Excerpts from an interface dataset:
[Start of Attachment]

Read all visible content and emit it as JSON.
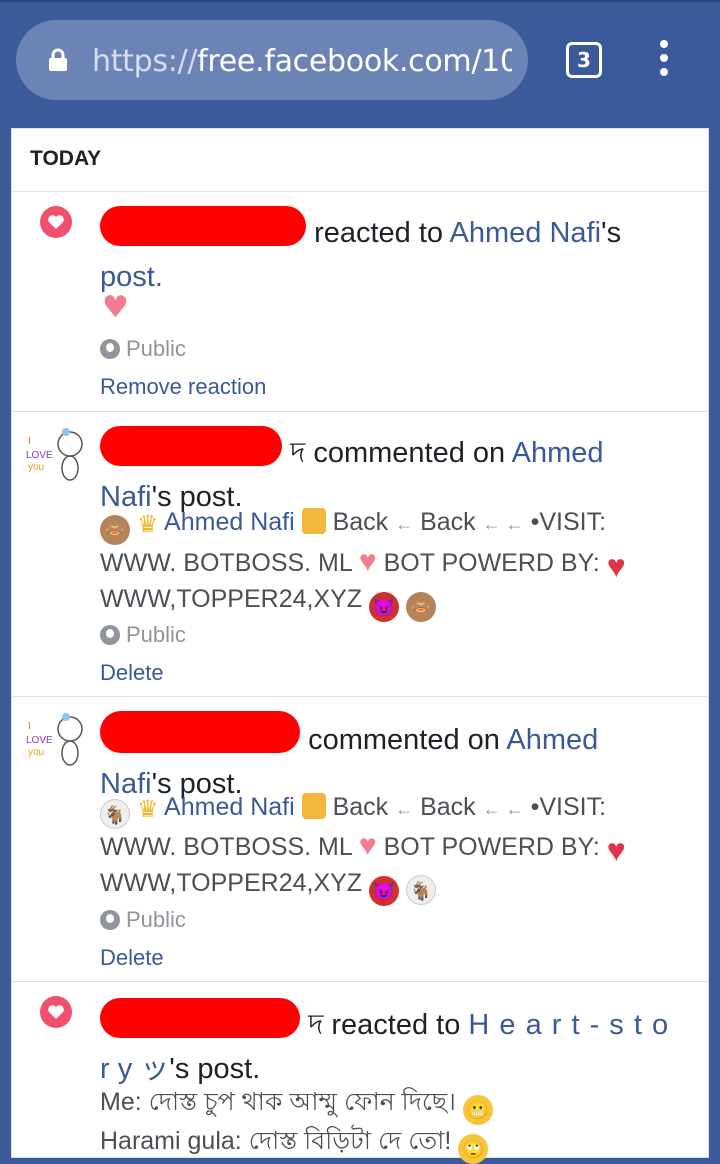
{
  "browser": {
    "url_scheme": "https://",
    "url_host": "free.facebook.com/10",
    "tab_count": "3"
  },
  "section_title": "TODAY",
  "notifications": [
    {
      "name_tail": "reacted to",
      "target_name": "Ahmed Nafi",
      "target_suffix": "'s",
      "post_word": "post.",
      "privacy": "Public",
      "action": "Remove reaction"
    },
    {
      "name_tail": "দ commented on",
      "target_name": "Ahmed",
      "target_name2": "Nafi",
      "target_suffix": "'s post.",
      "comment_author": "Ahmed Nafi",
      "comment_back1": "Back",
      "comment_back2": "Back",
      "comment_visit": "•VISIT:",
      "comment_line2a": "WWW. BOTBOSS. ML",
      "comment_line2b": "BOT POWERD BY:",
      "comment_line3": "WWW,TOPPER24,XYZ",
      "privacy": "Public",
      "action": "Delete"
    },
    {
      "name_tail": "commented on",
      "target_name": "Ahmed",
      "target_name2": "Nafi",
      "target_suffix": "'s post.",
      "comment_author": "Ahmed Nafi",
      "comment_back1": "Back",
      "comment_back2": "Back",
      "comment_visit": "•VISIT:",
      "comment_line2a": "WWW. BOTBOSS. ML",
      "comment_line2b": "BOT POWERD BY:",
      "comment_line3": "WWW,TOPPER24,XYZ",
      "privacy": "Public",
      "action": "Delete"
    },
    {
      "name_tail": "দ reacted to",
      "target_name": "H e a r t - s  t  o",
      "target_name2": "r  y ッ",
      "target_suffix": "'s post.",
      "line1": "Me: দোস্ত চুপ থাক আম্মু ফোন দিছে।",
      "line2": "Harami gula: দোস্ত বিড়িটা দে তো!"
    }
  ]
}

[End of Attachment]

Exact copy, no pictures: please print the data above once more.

**TASK ANSWER:**
Read all visible content and emit it as JSON.
{
  "browser": {
    "url_scheme": "https://",
    "url_host": "free.facebook.com/10",
    "tab_count": "3"
  },
  "section_title": "TODAY",
  "notifications": [
    {
      "name_tail": "reacted to",
      "target_name": "Ahmed Nafi",
      "target_suffix": "'s",
      "post_word": "post.",
      "privacy": "Public",
      "action": "Remove reaction"
    },
    {
      "name_tail": "দ commented on",
      "target_name": "Ahmed",
      "target_name2": "Nafi",
      "target_suffix": "'s post.",
      "comment_author": "Ahmed Nafi",
      "comment_back1": "Back",
      "comment_back2": "Back",
      "comment_visit": "•VISIT:",
      "comment_line2a": "WWW. BOTBOSS. ML",
      "comment_line2b": "BOT POWERD BY:",
      "comment_line3": "WWW,TOPPER24,XYZ",
      "privacy": "Public",
      "action": "Delete"
    },
    {
      "name_tail": "commented on",
      "target_name": "Ahmed",
      "target_name2": "Nafi",
      "target_suffix": "'s post.",
      "comment_author": "Ahmed Nafi",
      "comment_back1": "Back",
      "comment_back2": "Back",
      "comment_visit": "•VISIT:",
      "comment_line2a": "WWW. BOTBOSS. ML",
      "comment_line2b": "BOT POWERD BY:",
      "comment_line3": "WWW,TOPPER24,XYZ",
      "privacy": "Public",
      "action": "Delete"
    },
    {
      "name_tail": "দ reacted to",
      "target_name": "H e a r t - s  t  o",
      "target_name2": "r  y ッ",
      "target_suffix": "'s post.",
      "line1": "Me: দোস্ত চুপ থাক আম্মু ফোন দিছে।",
      "line2": "Harami gula: দোস্ত বিড়িটা দে তো!"
    }
  ]
}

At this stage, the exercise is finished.